Produced by

Hello, Dorothy!

« previous episode | next episode »

Wednesday, October 06, 2010

Dorothy Fields wrote the words to more than 400 songs, including "The Way You Look Tonight" and "On the Sunny Side of the Street." But she wasn't just a prolific lyricist - she was a trailblazer who opened doors for women in show business. Today on Soundcheck: Author Charlotte Greenspan tells us about the life of this Hollywood pioneer and the image, at left, that inspired her. Plus, a conversation with the Welsh bass-baritone Bryn Terfel.

Guests:

Charlotte Greenspan and Bryn Terfel

Fields of Song

Lyricist Dorothy Fields wrote the words to hundreds of songs, including "Big Spender" and "If My Friends Could See Me Now." She collaborated with Jerome Kern, Cole Porter and Irving Berlin, and paved the way for women in her profession.
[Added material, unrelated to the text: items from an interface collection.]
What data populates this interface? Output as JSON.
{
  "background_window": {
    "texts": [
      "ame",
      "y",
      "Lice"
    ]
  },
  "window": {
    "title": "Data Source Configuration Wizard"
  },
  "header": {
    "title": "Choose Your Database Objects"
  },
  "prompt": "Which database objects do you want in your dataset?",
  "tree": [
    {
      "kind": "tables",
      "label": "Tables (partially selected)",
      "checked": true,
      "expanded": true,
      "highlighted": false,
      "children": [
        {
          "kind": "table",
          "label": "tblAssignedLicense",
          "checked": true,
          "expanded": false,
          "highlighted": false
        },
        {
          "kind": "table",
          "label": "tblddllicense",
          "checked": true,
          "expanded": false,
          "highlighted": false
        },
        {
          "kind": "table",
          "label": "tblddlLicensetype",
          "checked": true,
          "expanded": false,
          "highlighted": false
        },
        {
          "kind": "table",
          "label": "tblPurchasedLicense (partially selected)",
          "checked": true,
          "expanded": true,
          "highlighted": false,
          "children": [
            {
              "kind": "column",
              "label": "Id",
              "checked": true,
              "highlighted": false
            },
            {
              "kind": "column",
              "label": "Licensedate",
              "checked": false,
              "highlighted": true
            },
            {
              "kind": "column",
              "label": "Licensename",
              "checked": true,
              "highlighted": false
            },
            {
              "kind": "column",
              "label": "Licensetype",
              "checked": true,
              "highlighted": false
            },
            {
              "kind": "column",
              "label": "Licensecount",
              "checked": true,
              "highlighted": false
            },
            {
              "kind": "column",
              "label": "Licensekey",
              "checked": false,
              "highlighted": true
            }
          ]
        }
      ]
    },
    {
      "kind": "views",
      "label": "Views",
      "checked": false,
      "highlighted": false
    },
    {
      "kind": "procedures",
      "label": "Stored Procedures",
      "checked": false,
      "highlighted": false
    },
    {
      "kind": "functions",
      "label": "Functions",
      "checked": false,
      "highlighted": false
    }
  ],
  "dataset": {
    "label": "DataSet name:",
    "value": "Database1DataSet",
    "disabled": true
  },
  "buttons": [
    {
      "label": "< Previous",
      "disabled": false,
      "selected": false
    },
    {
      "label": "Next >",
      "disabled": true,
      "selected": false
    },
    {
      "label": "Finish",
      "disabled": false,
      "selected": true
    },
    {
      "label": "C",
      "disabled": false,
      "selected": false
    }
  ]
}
Musicologist and author Charlotte Greenspan joins us today to shed light on the life of Dorothy Fields.

Comments [3]

Picks of the Week

Glasser – Ring (True Panther Sounds)

 

As The Met kicked off its 2010 season with a massive, complicated production of Wagner’s Ring Cycle, another “Ring” quietly made its own debut. Clocking in at just under 38 minutes, this Ring is the first full length album from post-pop chanteuse Cameron Mesirow, a.k.a. Glasser. The album is full of lush string arrangements and gritty electronic drums, but the outstanding instrument here is Mesirow’s voice. The second song of the record, originally released as a single, is called Home. Handclaps and cascading marimba provide a bed for the word home as she hiccups and stretches it until the word loses itself to pure sound. A ring is a continuous shape where there is no beginning and no end. Put this album on repeat, and the last track, Clamour, just may point you back to the beginning. "Ring" is the gleaming debut album from Glasser.

Gidon Kremer – De Profundis (Nonesuch Records)

In the wake of the breakup of the Soviet Union, violinist Gidon Kremer celebrated the independence of his native Latvia and the other Baltic republics by forming the Kremerata Baltica, a chamber orchestra that reflects his wide-ranging interests, from Bach to modern composers like this one, Estonia’s Arvo Pärt. Kremer’s new album with his band is called De Profundis, and is full of works that in some way echo the cry of Psalm 130 – “de profundis” or “out of the depths” I cry to you.  Kremer describes the album as a collection of artists crying out for a better world.  He’s made some eccentric choices though… like English composer Michael Nyman’s “Trysting Fields,” originally from the soundtrack to Peter Greenaway’s “Drowning By Numbers.” De Profundis is about profound emotions, writes Gidon Kremer.  But the album is by no means a heavy affair.  Works like this one, from Kremer’s Latvian countryman Georgs Pelecis, has a serene, almost Zen-like atmosphere. 

 

Comment

Bryn Terfel: "Bad Boy" of Opera

The Welsh bass-baritone Bryn Terfel is known as one of the most genial people in the opera world but you might not know it from his recent roles. He recently led the opening of the Metropolitan Opera's new season singing Wotan, the king of gods, in the premiere of the company's new staging of the complete Wagner Ring cycle. And recently, he released an album paying tribute to the "bad boys" of opera. Terfel joins us to discuss his unusually wide-ranging season.

Comments [3]

The Great American Songbook's Secret Weapon

After yesterday's debacle, John Schaefer says, "now THIS is a lyric."

A.A. Bondy performs at Bowery Ballroom tonight.

Gig Alert: A.A. Bondy

A.A. Bondy makes simple folk songs that conjure up a mythical America of empty roads and broken hearts. Download his "I Can See the Pines Are Dancing" here.

Comment

Davell Crawford

Gig Alert: Davell Crawford

New Orleans piano great Davell Crawford plays the Jazz Standard tonight. Download his ballad "Strange Fruit" here.

Comment

!!! (chk, chk, chk)

Gig Alert: !!!

The band !!! strives to provide the world with "I bet you can’t not dance to this" live dance music. The band's fourth record, Myth Takes, shows they are up to the task. Download "AM/FM" for free right here.

Comment

Patrons of the 27 de Febrero restaurant come to hear the city's best in live bachata and merengue.

Dominican Bachata Founder Spices Up Tiny Washington Heights Restaurant, Every Friday Night

Edilio Paredes, one of bachata's founding fathers, has been getting 27 de Febrero diners dancing for 17 years. Check out WNYC's video of the scene at the restaurant and download a free track by Paredes and the Dominican roots group Puerto Plata.

Comment